- About this exercise:
Scan the entries line by line and return those with "JSON".

[Saved entries]
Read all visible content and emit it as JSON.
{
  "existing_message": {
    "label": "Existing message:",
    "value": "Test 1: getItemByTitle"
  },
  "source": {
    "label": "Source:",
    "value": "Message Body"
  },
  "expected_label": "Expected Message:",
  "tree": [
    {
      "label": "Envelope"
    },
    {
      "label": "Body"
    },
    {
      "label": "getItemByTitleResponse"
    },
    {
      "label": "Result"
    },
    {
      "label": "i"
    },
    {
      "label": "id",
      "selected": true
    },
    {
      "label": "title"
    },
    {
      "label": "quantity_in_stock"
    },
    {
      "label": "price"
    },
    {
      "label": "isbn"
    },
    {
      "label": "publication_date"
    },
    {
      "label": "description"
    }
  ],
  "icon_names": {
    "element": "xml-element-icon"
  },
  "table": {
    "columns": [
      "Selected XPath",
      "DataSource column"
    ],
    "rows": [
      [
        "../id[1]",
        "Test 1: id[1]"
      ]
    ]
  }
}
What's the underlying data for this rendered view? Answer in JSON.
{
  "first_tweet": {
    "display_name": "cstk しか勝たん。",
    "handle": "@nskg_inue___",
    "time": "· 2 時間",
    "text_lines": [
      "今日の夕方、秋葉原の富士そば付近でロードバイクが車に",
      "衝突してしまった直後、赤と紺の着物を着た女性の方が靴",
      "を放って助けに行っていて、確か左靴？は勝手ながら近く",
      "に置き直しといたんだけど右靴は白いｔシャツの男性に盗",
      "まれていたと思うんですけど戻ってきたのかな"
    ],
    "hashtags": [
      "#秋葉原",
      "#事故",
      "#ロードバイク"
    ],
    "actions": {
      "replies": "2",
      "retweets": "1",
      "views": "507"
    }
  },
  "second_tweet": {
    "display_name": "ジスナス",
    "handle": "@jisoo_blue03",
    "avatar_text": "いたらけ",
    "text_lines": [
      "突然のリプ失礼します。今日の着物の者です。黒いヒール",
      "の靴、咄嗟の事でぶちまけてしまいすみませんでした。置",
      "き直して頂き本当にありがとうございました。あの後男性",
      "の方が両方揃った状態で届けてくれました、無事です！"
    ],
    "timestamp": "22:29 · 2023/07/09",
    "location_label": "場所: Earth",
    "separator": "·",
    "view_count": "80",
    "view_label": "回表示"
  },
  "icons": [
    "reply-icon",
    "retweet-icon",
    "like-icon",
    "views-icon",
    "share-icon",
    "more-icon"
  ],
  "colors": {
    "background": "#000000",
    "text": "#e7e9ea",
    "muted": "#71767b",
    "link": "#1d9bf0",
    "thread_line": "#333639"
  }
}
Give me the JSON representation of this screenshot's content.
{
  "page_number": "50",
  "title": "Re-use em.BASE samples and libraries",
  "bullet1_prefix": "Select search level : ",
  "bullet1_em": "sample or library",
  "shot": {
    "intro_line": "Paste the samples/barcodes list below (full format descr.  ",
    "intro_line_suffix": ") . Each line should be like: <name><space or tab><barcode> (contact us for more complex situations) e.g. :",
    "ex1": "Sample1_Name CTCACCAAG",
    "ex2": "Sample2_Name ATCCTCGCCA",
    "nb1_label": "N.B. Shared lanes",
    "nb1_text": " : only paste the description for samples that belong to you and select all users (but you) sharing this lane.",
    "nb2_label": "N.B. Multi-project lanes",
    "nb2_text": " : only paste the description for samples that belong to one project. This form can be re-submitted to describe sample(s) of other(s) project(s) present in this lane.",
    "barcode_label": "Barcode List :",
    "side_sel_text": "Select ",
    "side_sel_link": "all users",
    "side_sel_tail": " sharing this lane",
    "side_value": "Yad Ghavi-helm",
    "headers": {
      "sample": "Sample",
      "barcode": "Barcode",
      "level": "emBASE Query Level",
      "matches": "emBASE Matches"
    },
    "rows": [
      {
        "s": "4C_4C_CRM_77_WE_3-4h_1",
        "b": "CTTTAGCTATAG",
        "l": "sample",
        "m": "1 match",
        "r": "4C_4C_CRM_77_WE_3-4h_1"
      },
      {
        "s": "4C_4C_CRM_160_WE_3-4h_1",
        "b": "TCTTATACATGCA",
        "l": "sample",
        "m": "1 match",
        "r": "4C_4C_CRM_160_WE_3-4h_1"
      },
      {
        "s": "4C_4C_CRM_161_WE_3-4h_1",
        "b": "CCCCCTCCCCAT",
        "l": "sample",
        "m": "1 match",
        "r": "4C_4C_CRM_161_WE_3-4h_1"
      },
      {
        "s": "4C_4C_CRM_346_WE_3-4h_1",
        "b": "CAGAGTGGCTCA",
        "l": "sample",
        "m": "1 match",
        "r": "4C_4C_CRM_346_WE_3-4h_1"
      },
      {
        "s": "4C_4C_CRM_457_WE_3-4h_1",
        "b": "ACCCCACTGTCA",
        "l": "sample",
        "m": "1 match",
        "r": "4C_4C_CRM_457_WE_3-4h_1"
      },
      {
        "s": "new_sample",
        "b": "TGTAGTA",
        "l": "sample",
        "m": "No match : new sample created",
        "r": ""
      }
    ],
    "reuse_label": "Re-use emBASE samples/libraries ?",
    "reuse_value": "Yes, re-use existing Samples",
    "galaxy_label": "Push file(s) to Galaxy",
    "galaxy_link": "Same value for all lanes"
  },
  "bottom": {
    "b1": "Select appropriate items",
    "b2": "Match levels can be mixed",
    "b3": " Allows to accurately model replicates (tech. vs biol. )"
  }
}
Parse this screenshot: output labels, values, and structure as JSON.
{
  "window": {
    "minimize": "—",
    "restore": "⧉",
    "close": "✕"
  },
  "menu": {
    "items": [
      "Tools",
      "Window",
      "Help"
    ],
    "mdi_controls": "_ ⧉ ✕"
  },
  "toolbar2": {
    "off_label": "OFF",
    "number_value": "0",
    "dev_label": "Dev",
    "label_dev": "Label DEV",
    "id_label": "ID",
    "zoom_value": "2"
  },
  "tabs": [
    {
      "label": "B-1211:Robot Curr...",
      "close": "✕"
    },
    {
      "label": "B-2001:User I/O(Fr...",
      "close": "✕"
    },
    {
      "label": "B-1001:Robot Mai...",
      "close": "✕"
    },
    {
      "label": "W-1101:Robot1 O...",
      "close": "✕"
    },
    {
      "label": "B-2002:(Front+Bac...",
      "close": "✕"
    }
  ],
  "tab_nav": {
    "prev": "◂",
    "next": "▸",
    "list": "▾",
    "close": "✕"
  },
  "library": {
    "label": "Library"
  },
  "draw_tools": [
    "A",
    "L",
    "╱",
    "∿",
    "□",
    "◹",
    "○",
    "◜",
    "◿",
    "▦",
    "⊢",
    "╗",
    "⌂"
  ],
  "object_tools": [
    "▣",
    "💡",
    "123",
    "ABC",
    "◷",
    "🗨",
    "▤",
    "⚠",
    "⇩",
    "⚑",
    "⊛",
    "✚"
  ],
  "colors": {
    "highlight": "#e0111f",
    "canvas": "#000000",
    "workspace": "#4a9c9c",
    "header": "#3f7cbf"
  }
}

- Final answer:
Read all visible content and emit it as JSON.
What's the underlying data for this rendered view? Answer in JSON.
Give me the JSON representation of this screenshot's content.
Parse this screenshot: output labels, values, and structure as JSON.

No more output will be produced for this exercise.